And how do we get these teenage girls to back off? They’ve been inundated with conflicting messages that warn them that #MeToo status is threatening them around every corner, or “Girls Can Do Anything” platitudes bejeweled on backpacks. They think they are both more powerful and more fragile than they really are. How can we get them to realize their role is to find that deep sacred truth inside themselves and protect it, while also honoring the dignity of the people around them?
Listen up teenage girls – and for any adults in the wings, this is for you, too. If someone tells you they think they might be trans, your job is not to fix them. If they seem anxious, depressed, or have low self-esteem, being supportive does not mean blind affirmation nor any affirmation at all. This person is fragile, yes. This person needs friendship and support. But the best thing you can say is “I really like you just as you are. Right now.” Anything else, any slight tipping of the scale, or gentle breath on their sail reflects deep narcissism on your part. You are not God. This is not your call to make nor your battle to wage. Back off.
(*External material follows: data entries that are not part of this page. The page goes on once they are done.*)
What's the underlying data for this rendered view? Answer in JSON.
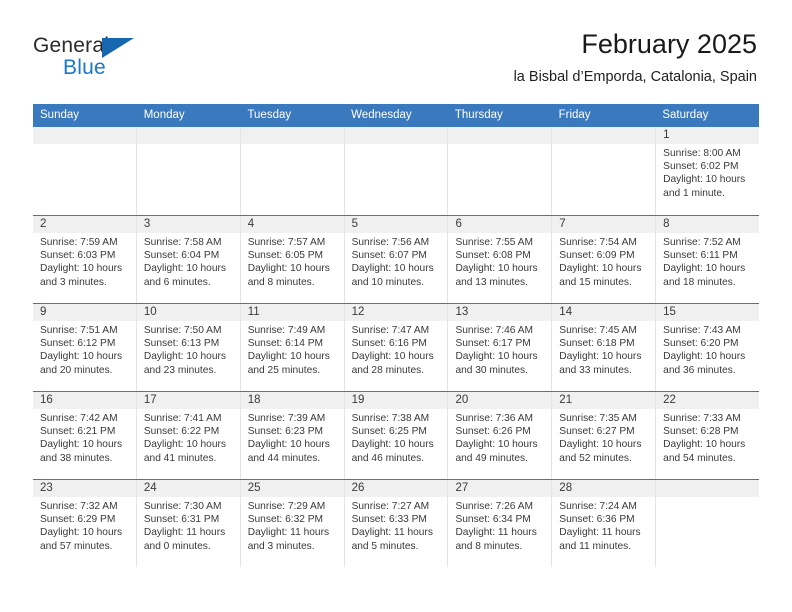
{
  "logo": {
    "word_one": "General",
    "word_two": "Blue",
    "triangle_color": "#1767b0",
    "blue_color": "#1b77c8"
  },
  "header": {
    "title": "February 2025",
    "subtitle": "la Bisbal d’Emporda, Catalonia, Spain"
  },
  "theme": {
    "header_blue": "#3a79bd",
    "day_band": "#f0f0f0",
    "cell_border": "#e3e3e3"
  },
  "weekdays": [
    "Sunday",
    "Monday",
    "Tuesday",
    "Wednesday",
    "Thursday",
    "Friday",
    "Saturday"
  ],
  "weeks": [
    [
      {
        "day": "",
        "sunrise": "",
        "sunset": "",
        "daylight_line1": "",
        "daylight_line2": ""
      },
      {
        "day": "",
        "sunrise": "",
        "sunset": "",
        "daylight_line1": "",
        "daylight_line2": ""
      },
      {
        "day": "",
        "sunrise": "",
        "sunset": "",
        "daylight_line1": "",
        "daylight_line2": ""
      },
      {
        "day": "",
        "sunrise": "",
        "sunset": "",
        "daylight_line1": "",
        "daylight_line2": ""
      },
      {
        "day": "",
        "sunrise": "",
        "sunset": "",
        "daylight_line1": "",
        "daylight_line2": ""
      },
      {
        "day": "",
        "sunrise": "",
        "sunset": "",
        "daylight_line1": "",
        "daylight_line2": ""
      },
      {
        "day": "1",
        "sunrise": "Sunrise: 8:00 AM",
        "sunset": "Sunset: 6:02 PM",
        "daylight_line1": "Daylight: 10 hours",
        "daylight_line2": "and 1 minute."
      }
    ],
    [
      {
        "day": "2",
        "sunrise": "Sunrise: 7:59 AM",
        "sunset": "Sunset: 6:03 PM",
        "daylight_line1": "Daylight: 10 hours",
        "daylight_line2": "and 3 minutes."
      },
      {
        "day": "3",
        "sunrise": "Sunrise: 7:58 AM",
        "sunset": "Sunset: 6:04 PM",
        "daylight_line1": "Daylight: 10 hours",
        "daylight_line2": "and 6 minutes."
      },
      {
        "day": "4",
        "sunrise": "Sunrise: 7:57 AM",
        "sunset": "Sunset: 6:05 PM",
        "daylight_line1": "Daylight: 10 hours",
        "daylight_line2": "and 8 minutes."
      },
      {
        "day": "5",
        "sunrise": "Sunrise: 7:56 AM",
        "sunset": "Sunset: 6:07 PM",
        "daylight_line1": "Daylight: 10 hours",
        "daylight_line2": "and 10 minutes."
      },
      {
        "day": "6",
        "sunrise": "Sunrise: 7:55 AM",
        "sunset": "Sunset: 6:08 PM",
        "daylight_line1": "Daylight: 10 hours",
        "daylight_line2": "and 13 minutes."
      },
      {
        "day": "7",
        "sunrise": "Sunrise: 7:54 AM",
        "sunset": "Sunset: 6:09 PM",
        "daylight_line1": "Daylight: 10 hours",
        "daylight_line2": "and 15 minutes."
      },
      {
        "day": "8",
        "sunrise": "Sunrise: 7:52 AM",
        "sunset": "Sunset: 6:11 PM",
        "daylight_line1": "Daylight: 10 hours",
        "daylight_line2": "and 18 minutes."
      }
    ],
    [
      {
        "day": "9",
        "sunrise": "Sunrise: 7:51 AM",
        "sunset": "Sunset: 6:12 PM",
        "daylight_line1": "Daylight: 10 hours",
        "daylight_line2": "and 20 minutes."
      },
      {
        "day": "10",
        "sunrise": "Sunrise: 7:50 AM",
        "sunset": "Sunset: 6:13 PM",
        "daylight_line1": "Daylight: 10 hours",
        "daylight_line2": "and 23 minutes."
      },
      {
        "day": "11",
        "sunrise": "Sunrise: 7:49 AM",
        "sunset": "Sunset: 6:14 PM",
        "daylight_line1": "Daylight: 10 hours",
        "daylight_line2": "and 25 minutes."
      },
      {
        "day": "12",
        "sunrise": "Sunrise: 7:47 AM",
        "sunset": "Sunset: 6:16 PM",
        "daylight_line1": "Daylight: 10 hours",
        "daylight_line2": "and 28 minutes."
      },
      {
        "day": "13",
        "sunrise": "Sunrise: 7:46 AM",
        "sunset": "Sunset: 6:17 PM",
        "daylight_line1": "Daylight: 10 hours",
        "daylight_line2": "and 30 minutes."
      },
      {
        "day": "14",
        "sunrise": "Sunrise: 7:45 AM",
        "sunset": "Sunset: 6:18 PM",
        "daylight_line1": "Daylight: 10 hours",
        "daylight_line2": "and 33 minutes."
      },
      {
        "day": "15",
        "sunrise": "Sunrise: 7:43 AM",
        "sunset": "Sunset: 6:20 PM",
        "daylight_line1": "Daylight: 10 hours",
        "daylight_line2": "and 36 minutes."
      }
    ],
    [
      {
        "day": "16",
        "sunrise": "Sunrise: 7:42 AM",
        "sunset": "Sunset: 6:21 PM",
        "daylight_line1": "Daylight: 10 hours",
        "daylight_line2": "and 38 minutes."
      },
      {
        "day": "17",
        "sunrise": "Sunrise: 7:41 AM",
        "sunset": "Sunset: 6:22 PM",
        "daylight_line1": "Daylight: 10 hours",
        "daylight_line2": "and 41 minutes."
      },
      {
        "day": "18",
        "sunrise": "Sunrise: 7:39 AM",
        "sunset": "Sunset: 6:23 PM",
        "daylight_line1": "Daylight: 10 hours",
        "daylight_line2": "and 44 minutes."
      },
      {
        "day": "19",
        "sunrise": "Sunrise: 7:38 AM",
        "sunset": "Sunset: 6:25 PM",
        "daylight_line1": "Daylight: 10 hours",
        "daylight_line2": "and 46 minutes."
      },
      {
        "day": "20",
        "sunrise": "Sunrise: 7:36 AM",
        "sunset": "Sunset: 6:26 PM",
        "daylight_line1": "Daylight: 10 hours",
        "daylight_line2": "and 49 minutes."
      },
      {
        "day": "21",
        "sunrise": "Sunrise: 7:35 AM",
        "sunset": "Sunset: 6:27 PM",
        "daylight_line1": "Daylight: 10 hours",
        "daylight_line2": "and 52 minutes."
      },
      {
        "day": "22",
        "sunrise": "Sunrise: 7:33 AM",
        "sunset": "Sunset: 6:28 PM",
        "daylight_line1": "Daylight: 10 hours",
        "daylight_line2": "and 54 minutes."
      }
    ],
    [
      {
        "day": "23",
        "sunrise": "Sunrise: 7:32 AM",
        "sunset": "Sunset: 6:29 PM",
        "daylight_line1": "Daylight: 10 hours",
        "daylight_line2": "and 57 minutes."
      },
      {
        "day": "24",
        "sunrise": "Sunrise: 7:30 AM",
        "sunset": "Sunset: 6:31 PM",
        "daylight_line1": "Daylight: 11 hours",
        "daylight_line2": "and 0 minutes."
      },
      {
        "day": "25",
        "sunrise": "Sunrise: 7:29 AM",
        "sunset": "Sunset: 6:32 PM",
        "daylight_line1": "Daylight: 11 hours",
        "daylight_line2": "and 3 minutes."
      },
      {
        "day": "26",
        "sunrise": "Sunrise: 7:27 AM",
        "sunset": "Sunset: 6:33 PM",
        "daylight_line1": "Daylight: 11 hours",
        "daylight_line2": "and 5 minutes."
      },
      {
        "day": "27",
        "sunrise": "Sunrise: 7:26 AM",
        "sunset": "Sunset: 6:34 PM",
        "daylight_line1": "Daylight: 11 hours",
        "daylight_line2": "and 8 minutes."
      },
      {
        "day": "28",
        "sunrise": "Sunrise: 7:24 AM",
        "sunset": "Sunset: 6:36 PM",
        "daylight_line1": "Daylight: 11 hours",
        "daylight_line2": "and 11 minutes."
      },
      {
        "day": "",
        "sunrise": "",
        "sunset": "",
        "daylight_line1": "",
        "daylight_line2": ""
      }
    ]
  ]
}
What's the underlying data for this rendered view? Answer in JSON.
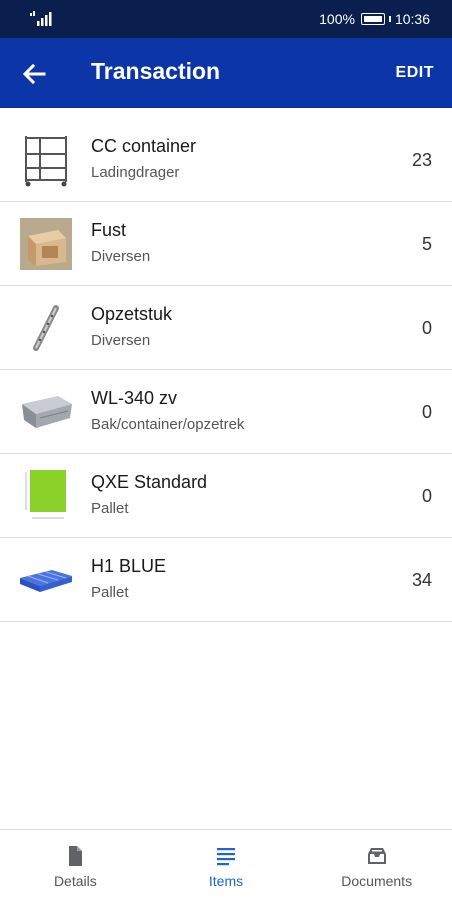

The hubris of the teenage mind is not a new thing. What is new is this sudden cultural amnesia that forgets that adolescence is marked by these painful periods of self-doubt, cruel acts of bullying, and humiliating errors in self-perception. Grown-ups know this. We think we’re being so kind and so thoughtful by “following the child’s lead” when it comes to gender identity, but if we’re letting kids lead, we’re just acting like children. Let kids be kids. Let teenagers be teenagers. But it’s time for us adults to act like grown-ups.